A number of indie developers banded together to declare that today is "Size Doesn't Matter Day." The objective: Dispel the myth that a game has to have 40+ hours of content to be fun. And while I have quite a bit to say on this topic, I think that my fellow indies have already covered it quite thoroughly, so I'm going to tackle it from a different perspective.
If you're a game developer, the truth is that there are simple things you can do to extend the replay value of a game. Here are a few tips:
- Have a tiered completion status. Rather than rating each level as done/incomplete, score players in several areas: Did you find all the stars/secrets? Did you beat the "expert" time threshold? How about the "slowpoke" time threshold? Does being called a slowpoke make you want to try it again, even though you finished it?
- Add achievements. Most platforms have free third-party achievement systems. Believe it or not, these really drive sales. Adding achievements is usually pretty easy and it can really add a new dimension to the gameplay -- Consider the "pacifism" achievement in Geometry Wars, where you get an achievement for surviving without shooting for 60 seconds.
- Make the final level/puzzle insanely difficult. After all, if they get that far, they're up for the challenge. Since it's the last level, the player won't feel like it's blocking them from unlocking the full content. And if they finish it, they feel pretty awesome.
- Hide secrets. And make them HARD. e.g., secret stars in Mario 64 and Braid. The ones in Braid are particularly fiendish. Some literally take hours to earn and you'll never find them without a walkthrough. But that's ok -- they're bonus content.
- Cheat codes. You type "unicornpuke" and the zombies get reskinned as rainbows. That'll get you some attention on the forums.
One thing to note about all of these items is that, in the grand scheme of things, they don't take very long to implement compared to the core gameplay functions. But for players, they all give the impression of a lot more content.
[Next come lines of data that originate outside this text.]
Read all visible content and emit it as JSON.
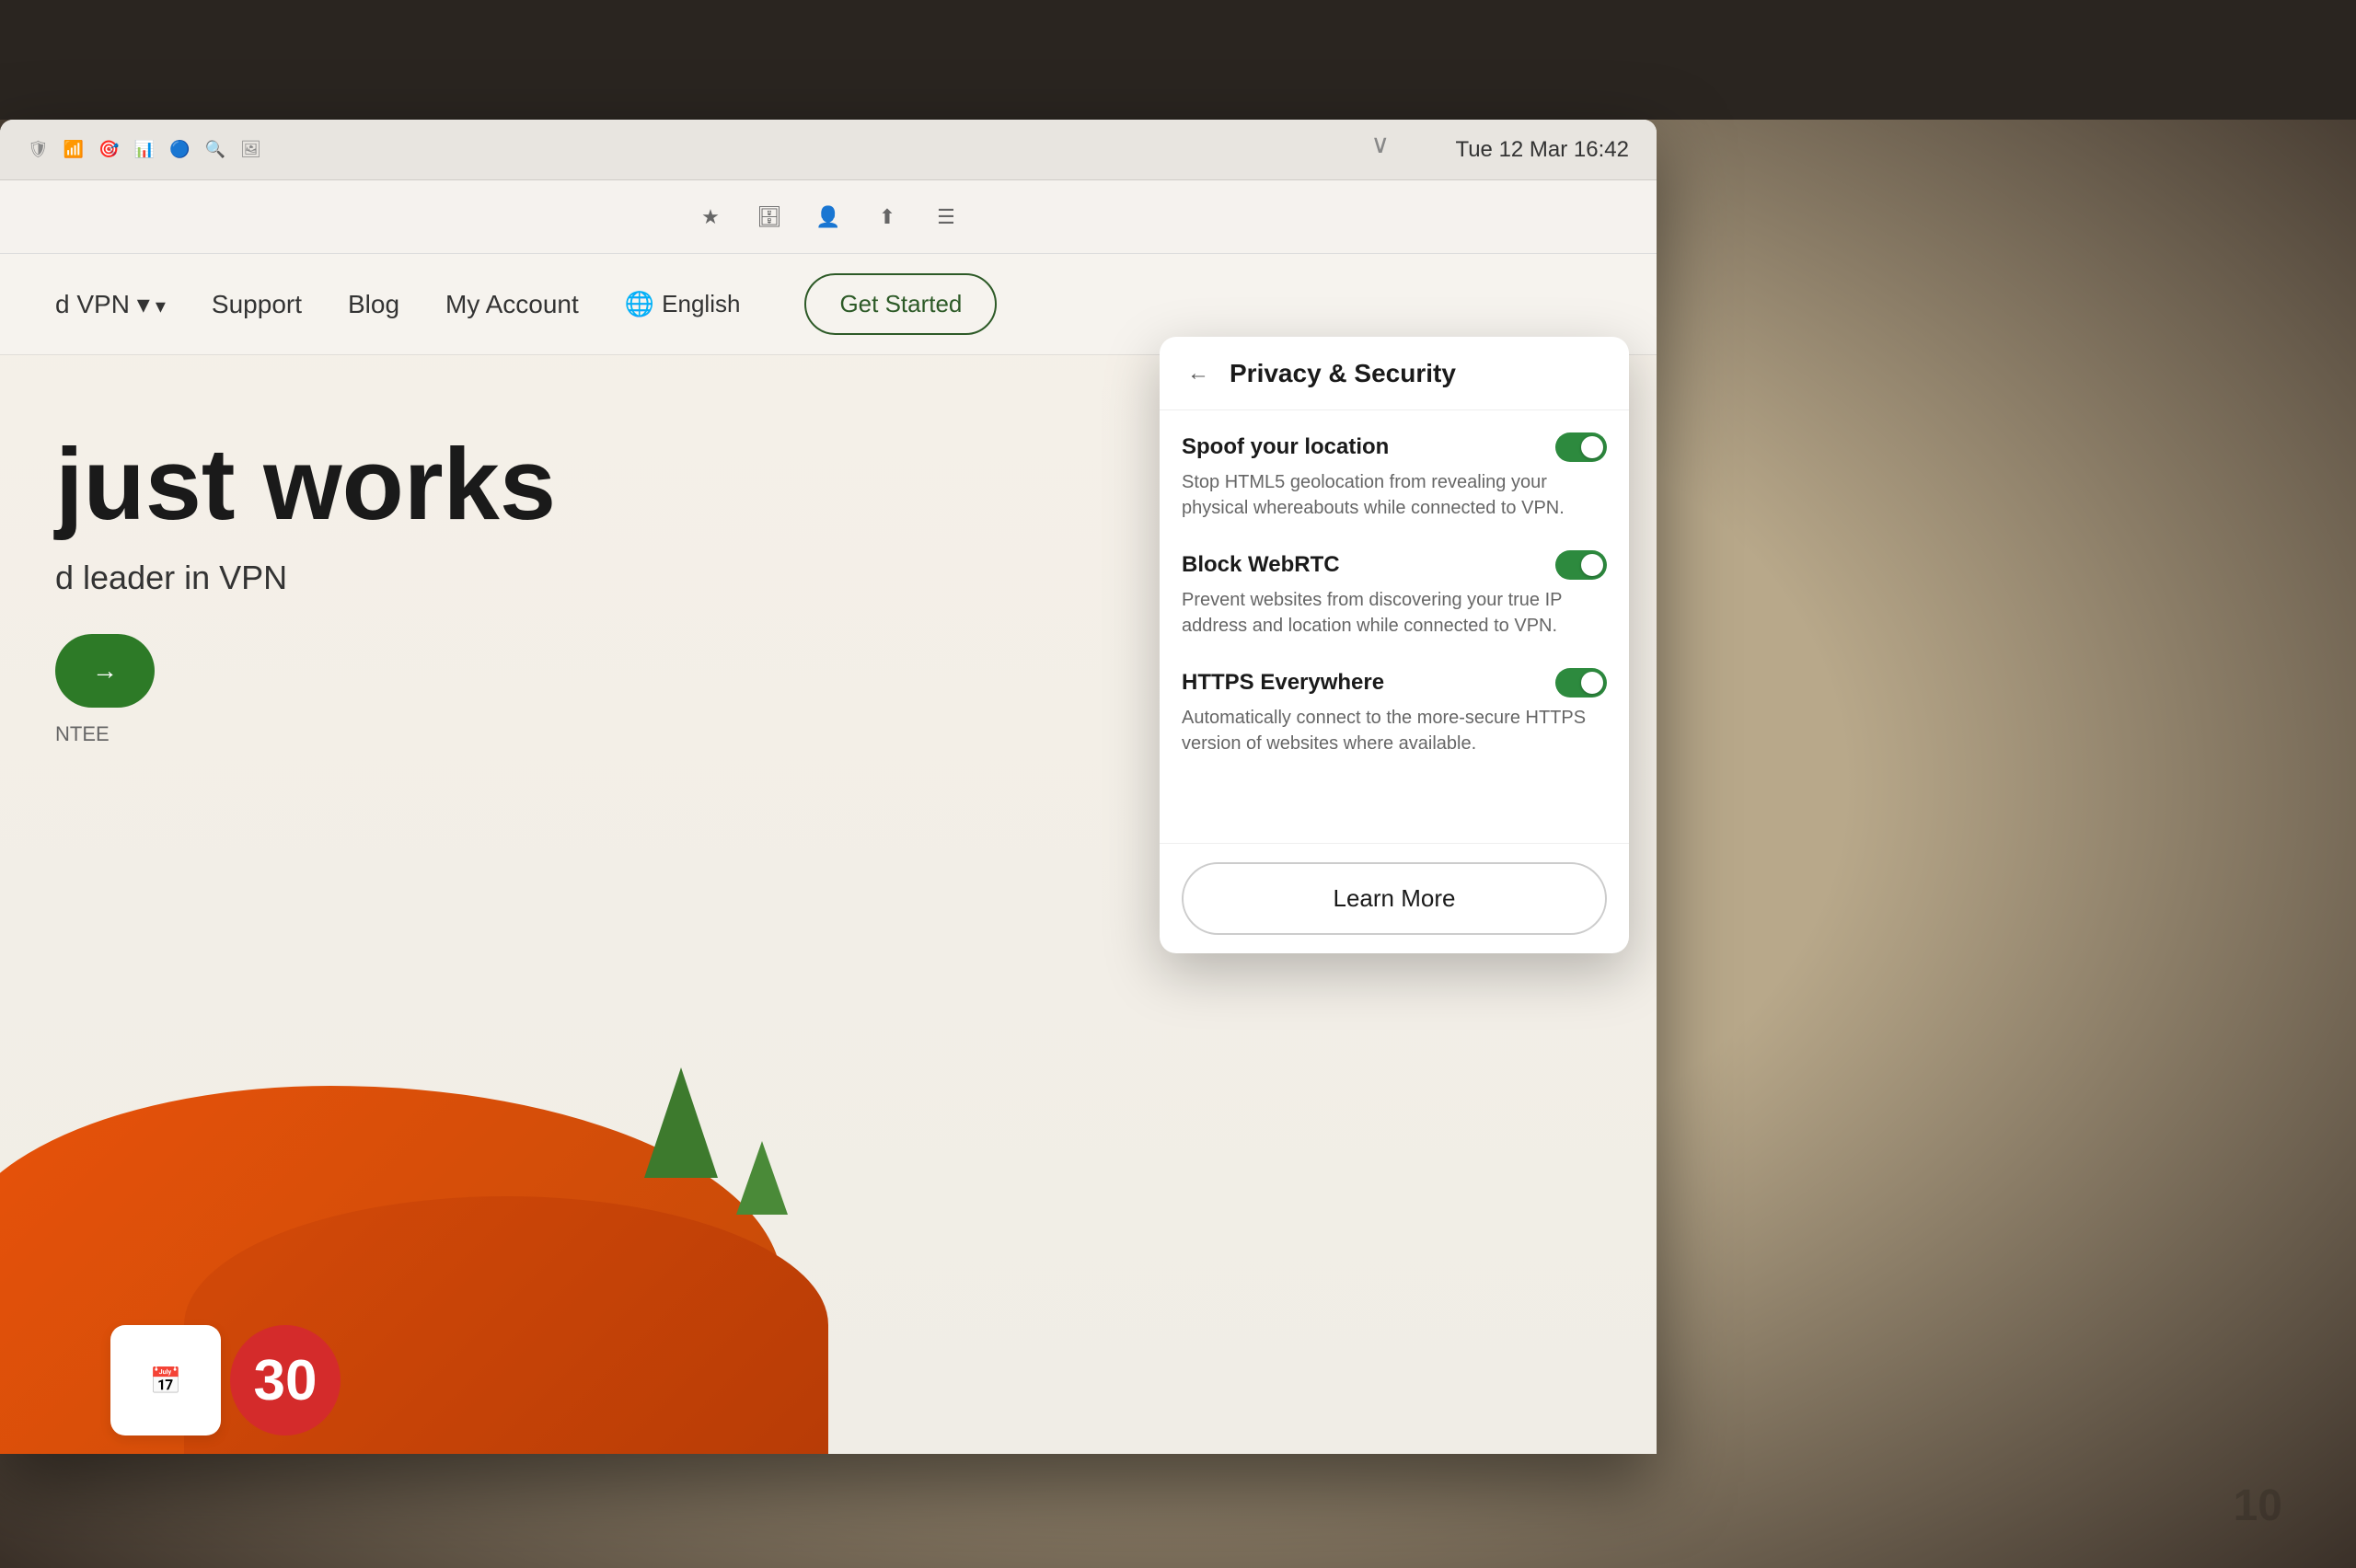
{
  "system": {
    "datetime": "Tue 12 Mar  16:42",
    "icons": [
      "🛡",
      "📶",
      "🎯",
      "📊",
      "⬛",
      "🔵",
      "🔍",
      "🖼"
    ]
  },
  "browser": {
    "toolbar_icons": [
      "★",
      "🗄",
      "👤",
      "⬆",
      "☰"
    ],
    "collapse_arrow": "∨"
  },
  "vpn_site": {
    "nav": {
      "vpn_link": "d VPN ▾",
      "support": "Support",
      "blog": "Blog",
      "my_account": "My Account",
      "lang_icon": "🌐",
      "language": "English",
      "get_started": "Get Started"
    },
    "hero": {
      "title_line1": "just works",
      "subtitle": "d leader in VPN",
      "cta": "→",
      "guarantee": "NTEE"
    },
    "calendar": {
      "number": "30"
    }
  },
  "privacy_panel": {
    "title": "Privacy & Security",
    "back_icon": "←",
    "settings": [
      {
        "name": "Spoof your location",
        "description": "Stop HTML5 geolocation from revealing your physical whereabouts while connected to VPN.",
        "enabled": true
      },
      {
        "name": "Block WebRTC",
        "description": "Prevent websites from discovering your true IP address and location while connected to VPN.",
        "enabled": true
      },
      {
        "name": "HTTPS Everywhere",
        "description": "Automatically connect to the more-secure HTTPS version of websites where available.",
        "enabled": true
      }
    ],
    "learn_more_label": "Learn More"
  },
  "watermark": {
    "text": "10"
  }
}
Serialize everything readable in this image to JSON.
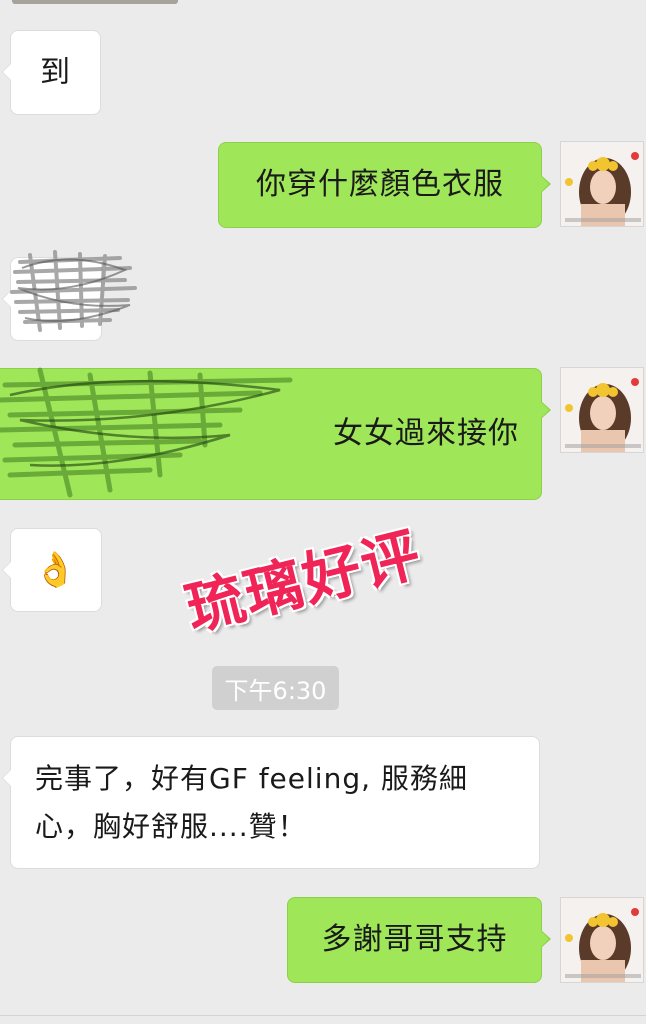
{
  "messages": [
    {
      "side": "left",
      "text": "到"
    },
    {
      "side": "right",
      "text": "你穿什麼顏色衣服"
    },
    {
      "side": "left",
      "text": ""
    },
    {
      "side": "right",
      "text": "女女過來接你"
    },
    {
      "side": "left",
      "emoji": "👌"
    },
    {
      "side": "left",
      "text": "完事了，好有GF feeling, 服務細\n心，胸好舒服....贊！"
    },
    {
      "side": "right",
      "text": "多謝哥哥支持"
    }
  ],
  "timestamp": "下午6:30",
  "watermark": "琉璃好评",
  "colors": {
    "background": "#ebebeb",
    "sent_bubble": "#9fe658",
    "received_bubble": "#ffffff",
    "watermark": "#f02456"
  },
  "icons": {
    "avatar": "contact-avatar-photo",
    "redaction": "scribble-redaction"
  }
}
For more discussion about why Size Doesn't Matter, check out these quality posts: